A trip to the store should be an experience, especially for sectors where shoppers are highly engaged. Healthy snacking is one such sector.
Creating separate sections for natural or organic can pull shoppers in but at the same time deter those shoppers who aren’t ready to fully commit to those sectors or product types.
Retailers have to get creative on placement strategies for healthy snacking; start thinking about occasions and day parts for their stores. And although the term ‘experience’ is overused these days, it’s true. The days of shoppers walking up and down aisles are numbered. Create an experience, generate some energy, rote missions are going online.
Design snack zones in store which introduce new products. Get ratings and reviews, potentially integrating social reviews in-store and online. Let shoppers know where to find the healthy snacks and bring the gap between social media where they see them and how they can find them in your store.
The Challenges Of Online Snack Shopping
Understanding shopper behavior is always important but getting insight into their online path to purchase will be critical for retailers. Many retail sites don’t have the right search terms and filters to help shoppers find items. They don’t have site architecture that makes sense for today’s snacking reality.
While the in-store shopping experience can be very list driven, there is still a huge portion of it that is impulsive. Not everything in the cart was on the list.
The opposite is true online.

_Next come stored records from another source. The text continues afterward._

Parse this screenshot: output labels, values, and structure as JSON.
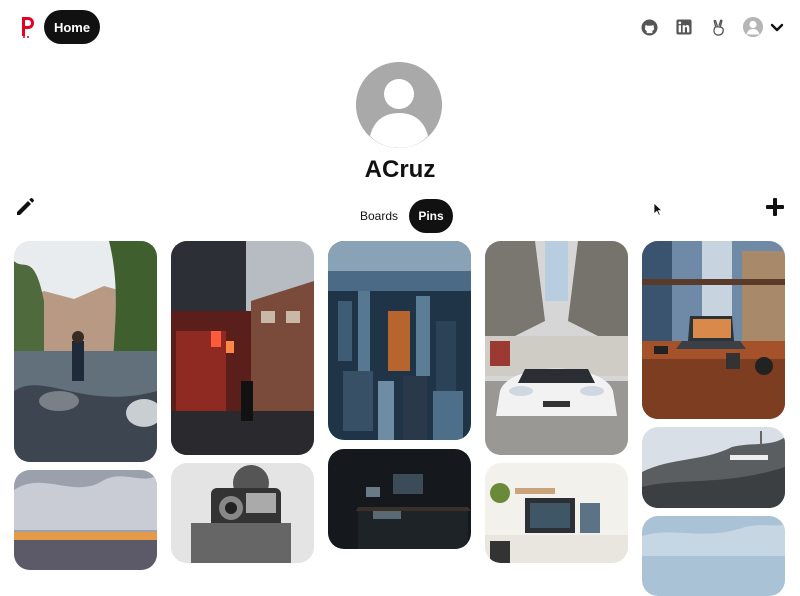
{
  "header": {
    "home_label": "Home",
    "icons": [
      "logo-icon",
      "github-icon",
      "linkedin-icon",
      "angellist-icon",
      "user-avatar-icon",
      "chevron-down-icon"
    ]
  },
  "profile": {
    "username": "ACruz"
  },
  "tabs": [
    {
      "label": "Boards",
      "active": false
    },
    {
      "label": "Pins",
      "active": true
    }
  ],
  "actions": {
    "edit_icon": "pencil-icon",
    "add_icon": "plus-icon"
  },
  "pins": [
    {
      "id": "pin-river-hiker",
      "subject": "hiker on river rocks"
    },
    {
      "id": "pin-neon-alley",
      "subject": "city alley with red lights"
    },
    {
      "id": "pin-city-skyline",
      "subject": "aerial city skyline"
    },
    {
      "id": "pin-white-car",
      "subject": "white sports car under bridge"
    },
    {
      "id": "pin-laptop-desk",
      "subject": "laptop on desk with city view"
    },
    {
      "id": "pin-sunset-clouds",
      "subject": "clouds at sunset"
    },
    {
      "id": "pin-camera-person",
      "subject": "person holding vintage camera"
    },
    {
      "id": "pin-dark-desk",
      "subject": "dark desk with monitor"
    },
    {
      "id": "pin-workspace",
      "subject": "workspace with monitor and plants"
    },
    {
      "id": "pin-hollywood-sign",
      "subject": "hillside with sign"
    },
    {
      "id": "pin-sky",
      "subject": "blue sky"
    }
  ],
  "colors": {
    "accent": "#e60023",
    "active_tab_bg": "#111111",
    "avatar_gray": "#a9a9a9"
  }
}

When shoppers shop online, they are mostly shopping from a list and don’t veer from the list because the ecommerce experience makes it difficult. Traditional category management issues have quickly moved to marketing decisions as retailer sites become venues for paid media.
It would be wise for retailers to not offer media to the highest bidder but to ensure proper profiling of the shopper to ensure they get relevant banners. A shopper trying to eat healthy won’t appreciate banners for indulgent snacks when they are looking for healthy alternatives.
Gain additional insight into your shoppers. Incentivize them to complete profile information for them and their families. Understand their individual and collective goals, build individualized media strategies and offer relevant serendipity to create a more impulsive shopping experience.
The Time Is Now
As healthy snacking continues to grow in demand and new products launch, getting ahead of how to engage shoppers is more important than ever. Relegating snacks to hard-to-find shelving displays and ‘stacking them high, letting them fly’ strategies have to go before it’s too late.
There are numerous ways to help shoppers find healthy snack options, and the time is right to take this seriously and get creative with solutions that put healthy snacks in front of more eyes. Snack consumption is rising and focus on healthy options is bright.
Strike while the iron is hot. We are still in the midst of a pandemic and New Year’s Resolutions. Get it right now, because over the long-haul growth will be steady and strong. The global healthy snacks market is expected to reach $32.3 billion by 2025, rising at a market growth of 5.07 percent CAGR during the forecast period, according to KBV Research.
Raj B. Shroff is founder and principal at PINE Strategy & Design. He is an experienced retail strategist who has guided leading CPG brands and retailers in research, strategy, experience design and digital-retail integration.